THE RECORDS:
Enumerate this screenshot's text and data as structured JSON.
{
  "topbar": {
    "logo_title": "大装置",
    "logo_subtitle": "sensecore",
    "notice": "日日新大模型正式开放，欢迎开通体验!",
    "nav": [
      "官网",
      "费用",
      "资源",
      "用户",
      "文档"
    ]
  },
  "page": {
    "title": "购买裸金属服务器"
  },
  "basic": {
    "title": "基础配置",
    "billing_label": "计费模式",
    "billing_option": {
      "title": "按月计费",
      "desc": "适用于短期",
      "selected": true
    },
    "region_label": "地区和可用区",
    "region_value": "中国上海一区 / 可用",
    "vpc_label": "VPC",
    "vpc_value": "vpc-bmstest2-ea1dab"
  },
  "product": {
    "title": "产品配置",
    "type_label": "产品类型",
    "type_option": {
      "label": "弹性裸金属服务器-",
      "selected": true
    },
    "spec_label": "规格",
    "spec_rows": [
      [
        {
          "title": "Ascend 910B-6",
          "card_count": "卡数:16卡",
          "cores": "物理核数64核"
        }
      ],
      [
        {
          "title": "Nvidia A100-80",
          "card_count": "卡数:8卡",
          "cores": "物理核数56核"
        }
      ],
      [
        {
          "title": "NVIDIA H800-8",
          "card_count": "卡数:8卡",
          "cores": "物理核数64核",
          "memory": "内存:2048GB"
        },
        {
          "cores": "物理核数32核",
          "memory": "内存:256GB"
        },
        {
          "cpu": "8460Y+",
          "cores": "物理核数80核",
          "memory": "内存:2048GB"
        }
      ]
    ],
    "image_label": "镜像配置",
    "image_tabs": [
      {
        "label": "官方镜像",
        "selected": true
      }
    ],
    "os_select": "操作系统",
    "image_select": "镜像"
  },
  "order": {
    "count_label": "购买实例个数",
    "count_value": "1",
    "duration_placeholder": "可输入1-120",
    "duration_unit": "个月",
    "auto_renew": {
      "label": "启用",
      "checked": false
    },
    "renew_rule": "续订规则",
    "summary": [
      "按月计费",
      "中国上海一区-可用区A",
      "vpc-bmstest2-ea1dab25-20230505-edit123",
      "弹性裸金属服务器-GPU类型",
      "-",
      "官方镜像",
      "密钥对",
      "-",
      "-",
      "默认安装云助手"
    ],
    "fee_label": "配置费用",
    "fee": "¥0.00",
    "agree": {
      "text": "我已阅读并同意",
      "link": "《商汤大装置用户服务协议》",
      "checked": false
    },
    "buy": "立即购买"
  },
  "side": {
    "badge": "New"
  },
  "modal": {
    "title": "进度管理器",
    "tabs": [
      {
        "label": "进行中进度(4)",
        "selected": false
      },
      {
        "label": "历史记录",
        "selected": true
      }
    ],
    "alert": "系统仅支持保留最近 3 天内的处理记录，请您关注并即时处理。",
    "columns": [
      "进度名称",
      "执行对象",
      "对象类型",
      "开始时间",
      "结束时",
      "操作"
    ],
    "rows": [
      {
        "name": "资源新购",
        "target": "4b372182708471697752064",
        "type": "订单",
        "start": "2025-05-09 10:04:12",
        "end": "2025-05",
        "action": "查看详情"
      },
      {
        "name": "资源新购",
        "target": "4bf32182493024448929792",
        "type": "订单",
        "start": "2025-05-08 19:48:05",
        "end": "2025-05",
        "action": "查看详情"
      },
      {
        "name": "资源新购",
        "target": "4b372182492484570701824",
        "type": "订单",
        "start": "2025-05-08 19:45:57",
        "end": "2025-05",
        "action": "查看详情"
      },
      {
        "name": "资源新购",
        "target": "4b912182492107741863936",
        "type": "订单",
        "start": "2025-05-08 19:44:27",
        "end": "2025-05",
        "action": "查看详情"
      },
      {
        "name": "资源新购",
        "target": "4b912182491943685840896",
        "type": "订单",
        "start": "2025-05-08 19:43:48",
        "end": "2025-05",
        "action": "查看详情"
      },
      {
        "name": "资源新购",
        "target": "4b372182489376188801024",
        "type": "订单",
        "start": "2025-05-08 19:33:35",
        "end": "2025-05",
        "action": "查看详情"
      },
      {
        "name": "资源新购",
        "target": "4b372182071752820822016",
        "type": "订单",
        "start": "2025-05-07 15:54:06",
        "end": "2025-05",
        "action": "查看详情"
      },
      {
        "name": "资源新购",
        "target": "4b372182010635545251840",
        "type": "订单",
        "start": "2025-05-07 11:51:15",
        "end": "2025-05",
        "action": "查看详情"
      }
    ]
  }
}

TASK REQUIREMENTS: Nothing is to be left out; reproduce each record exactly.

ANSWER TO THE PROBLEM:
Enumerate this screenshot's text and data as structured JSON.
{
  "topbar": {
    "logo_title": "大装置",
    "logo_subtitle": "sensecore",
    "notice": "日日新大模型正式开放，欢迎开通体验!",
    "nav": [
      "官网",
      "费用",
      "资源",
      "用户",
      "文档"
    ]
  },
  "page": {
    "title": "购买裸金属服务器"
  },
  "basic": {
    "title": "基础配置",
    "billing_label": "计费模式",
    "billing_option": {
      "title": "按月计费",
      "desc": "适用于短期",
      "selected": true
    },
    "region_label": "地区和可用区",
    "region_value": "中国上海一区 / 可用",
    "vpc_label": "VPC",
    "vpc_value": "vpc-bmstest2-ea1dab"
  },
  "product": {
    "title": "产品配置",
    "type_label": "产品类型",
    "type_option": {
      "label": "弹性裸金属服务器-",
      "selected": true
    },
    "spec_label": "规格",
    "spec_rows": [
      [
        {
          "title": "Ascend 910B-6",
          "card_count": "卡数:16卡",
          "cores": "物理核数64核"
        }
      ],
      [
        {
          "title": "Nvidia A100-80",
          "card_count": "卡数:8卡",
          "cores": "物理核数56核"
        }
      ],
      [
        {
          "title": "NVIDIA H800-8",
          "card_count": "卡数:8卡",
          "cores": "物理核数64核",
          "memory": "内存:2048GB"
        },
        {
          "cores": "物理核数32核",
          "memory": "内存:256GB"
        },
        {
          "cpu": "8460Y+",
          "cores": "物理核数80核",
          "memory": "内存:2048GB"
        }
      ]
    ],
    "image_label": "镜像配置",
    "image_tabs": [
      {
        "label": "官方镜像",
        "selected": true
      }
    ],
    "os_select": "操作系统",
    "image_select": "镜像"
  },
  "order": {
    "count_label": "购买实例个数",
    "count_value": "1",
    "duration_placeholder": "可输入1-120",
    "duration_unit": "个月",
    "auto_renew": {
      "label": "启用",
      "checked": false
    },
    "renew_rule": "续订规则",
    "summary": [
      "按月计费",
      "中国上海一区-可用区A",
      "vpc-bmstest2-ea1dab25-20230505-edit123",
      "弹性裸金属服务器-GPU类型",
      "-",
      "官方镜像",
      "密钥对",
      "-",
      "-",
      "默认安装云助手"
    ],
    "fee_label": "配置费用",
    "fee": "¥0.00",
    "agree": {
      "text": "我已阅读并同意",
      "link": "《商汤大装置用户服务协议》",
      "checked": false
    },
    "buy": "立即购买"
  },
  "side": {
    "badge": "New"
  },
  "modal": {
    "title": "进度管理器",
    "tabs": [
      {
        "label": "进行中进度(4)",
        "selected": false
      },
      {
        "label": "历史记录",
        "selected": true
      }
    ],
    "alert": "系统仅支持保留最近 3 天内的处理记录，请您关注并即时处理。",
    "columns": [
      "进度名称",
      "执行对象",
      "对象类型",
      "开始时间",
      "结束时",
      "操作"
    ],
    "rows": [
      {
        "name": "资源新购",
        "target": "4b372182708471697752064",
        "type": "订单",
        "start": "2025-05-09 10:04:12",
        "end": "2025-05",
        "action": "查看详情"
      },
      {
        "name": "资源新购",
        "target": "4bf32182493024448929792",
        "type": "订单",
        "start": "2025-05-08 19:48:05",
        "end": "2025-05",
        "action": "查看详情"
      },
      {
        "name": "资源新购",
        "target": "4b372182492484570701824",
        "type": "订单",
        "start": "2025-05-08 19:45:57",
        "end": "2025-05",
        "action": "查看详情"
      },
      {
        "name": "资源新购",
        "target": "4b912182492107741863936",
        "type": "订单",
        "start": "2025-05-08 19:44:27",
        "end": "2025-05",
        "action": "查看详情"
      },
      {
        "name": "资源新购",
        "target": "4b912182491943685840896",
        "type": "订单",
        "start": "2025-05-08 19:43:48",
        "end": "2025-05",
        "action": "查看详情"
      },
      {
        "name": "资源新购",
        "target": "4b372182489376188801024",
        "type": "订单",
        "start": "2025-05-08 19:33:35",
        "end": "2025-05",
        "action": "查看详情"
      },
      {
        "name": "资源新购",
        "target": "4b372182071752820822016",
        "type": "订单",
        "start": "2025-05-07 15:54:06",
        "end": "2025-05",
        "action": "查看详情"
      },
      {
        "name": "资源新购",
        "target": "4b372182010635545251840",
        "type": "订单",
        "start": "2025-05-07 11:51:15",
        "end": "2025-05",
        "action": "查看详情"
      }
    ]
  }
}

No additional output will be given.